Even top athletes rely on the support of a coach to improve their game. Players need coaches to help identify their unique strengths and grow their talents while increasing their skills in areas of challenge. To do all this, coaches spend lots of time observing athletes while they practice—giving real-time feedback based on current efforts, breaking skills down as needed to cultivate mastery, and encouraging players to keep trying in pursuit of their goals.
CLASS allows us to quantify the quality of teacher-child interactions—and that is a powerful thing. But improving child outcomes takes more than just data collection; it’s what you do with the data that really matters.
Here are 4 things you should know about using data to improve student outcomes.
As an infant classroom teacher, you know that talking to babies is important. For instance, you tell the infants in your care what they are looking at (“You see the new block basket on the shelf!”). You label objects (“You have the red ball!”). And you describe events that take place in the classroom (“The tray just fell off the table! That scared you.”). These are all examples of talking with babies. Why, then, can it be so challenging to do this consistently in the classroom?
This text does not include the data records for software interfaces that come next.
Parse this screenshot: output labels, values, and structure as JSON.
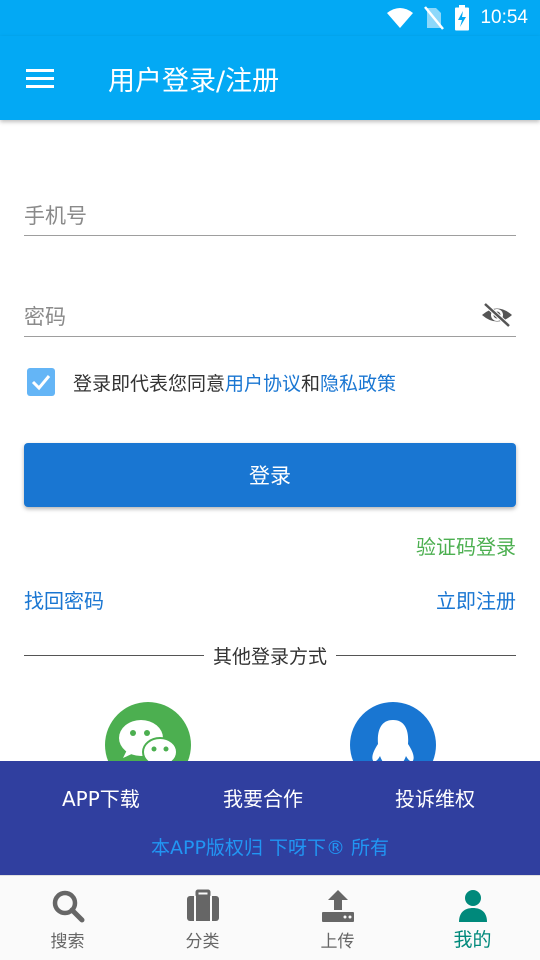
{
  "status": {
    "time": "10:54",
    "icons": [
      "wifi-icon",
      "no-sim-icon",
      "battery-charging-icon"
    ]
  },
  "header": {
    "title": "用户登录/注册",
    "menu_icon": "menu-icon"
  },
  "form": {
    "phone_placeholder": "手机号",
    "password_placeholder": "密码",
    "password_toggle_icon": "eye-off-icon",
    "agree_checked": true,
    "agree_prefix": "登录即代表您同意",
    "agree_link1": "用户协议",
    "agree_and": "和",
    "agree_link2": "隐私政策",
    "login_button": "登录",
    "sms_login": "验证码登录",
    "forgot_password": "找回密码",
    "register_now": "立即注册"
  },
  "other_login": {
    "label": "其他登录方式",
    "options": [
      "wechat-icon",
      "qq-icon"
    ]
  },
  "footer": {
    "links": [
      "APP下载",
      "我要合作",
      "投诉维权"
    ],
    "copyright": "本APP版权归 下呀下® 所有"
  },
  "bottom_nav": {
    "items": [
      {
        "label": "搜索",
        "icon": "search-icon"
      },
      {
        "label": "分类",
        "icon": "briefcase-icon"
      },
      {
        "label": "上传",
        "icon": "upload-icon"
      },
      {
        "label": "我的",
        "icon": "person-icon",
        "active": true
      }
    ]
  },
  "colors": {
    "primary": "#03a9f4",
    "button": "#1976d2",
    "link": "#1976d2",
    "sms_link": "#4caf50",
    "footer_bg": "#303f9f",
    "active_tab": "#00897b"
  }
}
We're thrilled to announce Dr. Bridget Hamre as Teachstone's new CEO. Bridget is a co-founder of Teachstone and co-author of the CLASS. To learn more about her and this appointment, read the full press release below.
As coaches, we've all encountered resistant teachers. Resistance to coaching can take many forms. You might encounter a teacher who is direct, making it clear they don't want your help. Or a teacher who is passive, putting off your meetings and recommendations, or acting like they're open to coaching but never actually changing their behavior. While this can be frustrating, you shouldn’t assume the teacher is to blame.
A few years into teaching early childhood, I applied to work at a school that does incredible work in the local community. I was thrilled to get an interview but realized very quickly that, even though the environment was supportive and the students were wonderful young people, I was much too intimidated to work there.
Have you ever wished for a magical power that helped you take notes super effectively while conducting CLASS observations? The kind of magical power that paints an exact picture of what happened in the classroom without actually being there? Yeah, me too!